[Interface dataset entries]
◆ ◆ ◆
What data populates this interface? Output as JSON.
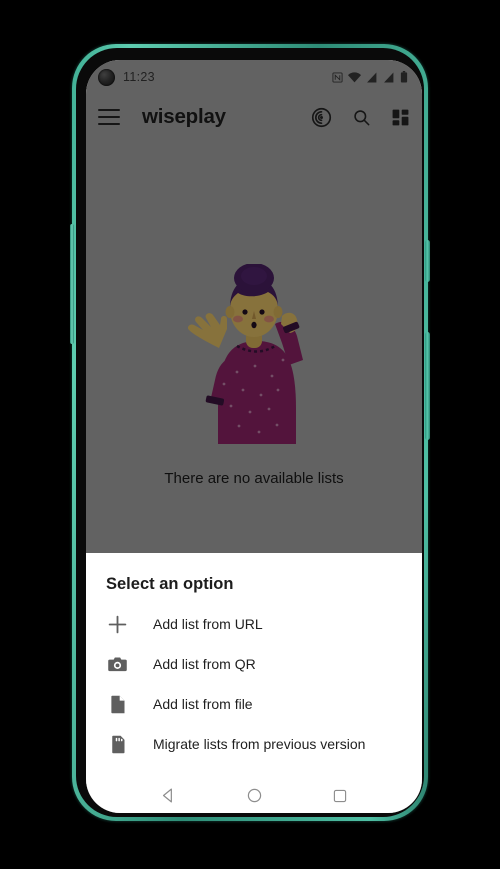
{
  "device": {
    "frame_color": "#3fae94",
    "screen_bg": "#ffffff"
  },
  "status_bar": {
    "time": "11:23",
    "icons": [
      "nfc-icon",
      "wifi-icon",
      "signal-icon",
      "signal-2-icon",
      "battery-icon"
    ]
  },
  "toolbar": {
    "menu_icon": "hamburger-menu-icon",
    "title": "wiseplay",
    "actions": [
      {
        "name": "cast-icon",
        "label": "Cast"
      },
      {
        "name": "search-icon",
        "label": "Search"
      },
      {
        "name": "grid-view-icon",
        "label": "Grid view"
      }
    ]
  },
  "empty_state": {
    "illustration": "confused-woman-illustration",
    "message": "There are no available lists",
    "colors": {
      "hair": "#4a1f63",
      "sweater": "#a02a77",
      "skin": "#e8c468",
      "cheek": "#e07a7a"
    }
  },
  "bottom_sheet": {
    "title": "Select an option",
    "items": [
      {
        "icon": "plus-icon",
        "label": "Add list from URL"
      },
      {
        "icon": "camera-icon",
        "label": "Add list from QR"
      },
      {
        "icon": "file-icon",
        "label": "Add list from file"
      },
      {
        "icon": "sd-card-icon",
        "label": "Migrate lists from previous version"
      }
    ]
  },
  "nav_bar": {
    "buttons": [
      {
        "name": "back-button",
        "icon": "triangle-left-icon"
      },
      {
        "name": "home-button",
        "icon": "circle-icon"
      },
      {
        "name": "recents-button",
        "icon": "square-icon"
      }
    ]
  }
}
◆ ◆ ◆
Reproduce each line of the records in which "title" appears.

Exercise solution:
    "title": "wiseplay",
    "title": "Select an option",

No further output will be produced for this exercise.